Search the records for lines with the word "ikke" and copy each match.

Records from a data source:
Segment Open
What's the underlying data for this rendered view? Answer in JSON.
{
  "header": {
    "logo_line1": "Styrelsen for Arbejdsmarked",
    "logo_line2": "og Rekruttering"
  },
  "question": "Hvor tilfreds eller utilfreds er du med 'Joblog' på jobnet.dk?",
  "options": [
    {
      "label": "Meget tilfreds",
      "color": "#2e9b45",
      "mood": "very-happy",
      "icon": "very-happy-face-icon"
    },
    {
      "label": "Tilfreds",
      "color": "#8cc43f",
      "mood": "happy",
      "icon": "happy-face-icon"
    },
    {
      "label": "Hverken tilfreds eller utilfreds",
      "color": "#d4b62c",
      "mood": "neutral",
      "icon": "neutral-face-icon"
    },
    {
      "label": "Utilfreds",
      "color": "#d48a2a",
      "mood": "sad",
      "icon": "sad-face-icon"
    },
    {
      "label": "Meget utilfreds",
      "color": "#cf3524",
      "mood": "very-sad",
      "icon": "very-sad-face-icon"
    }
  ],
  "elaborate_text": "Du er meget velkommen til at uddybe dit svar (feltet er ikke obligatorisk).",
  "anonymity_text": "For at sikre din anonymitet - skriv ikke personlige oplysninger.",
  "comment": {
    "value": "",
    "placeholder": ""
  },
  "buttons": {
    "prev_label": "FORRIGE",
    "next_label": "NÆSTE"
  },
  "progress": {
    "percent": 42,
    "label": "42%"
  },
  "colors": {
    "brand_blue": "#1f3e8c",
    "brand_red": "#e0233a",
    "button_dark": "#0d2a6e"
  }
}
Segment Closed
■ Result for this exercise:
  "elaborate_text": "Du er meget velkommen til at uddybe dit svar (feltet er ikke obligatorisk).",
  "anonymity_text": "For at sikre din anonymitet - skriv ikke personlige oplysninger.",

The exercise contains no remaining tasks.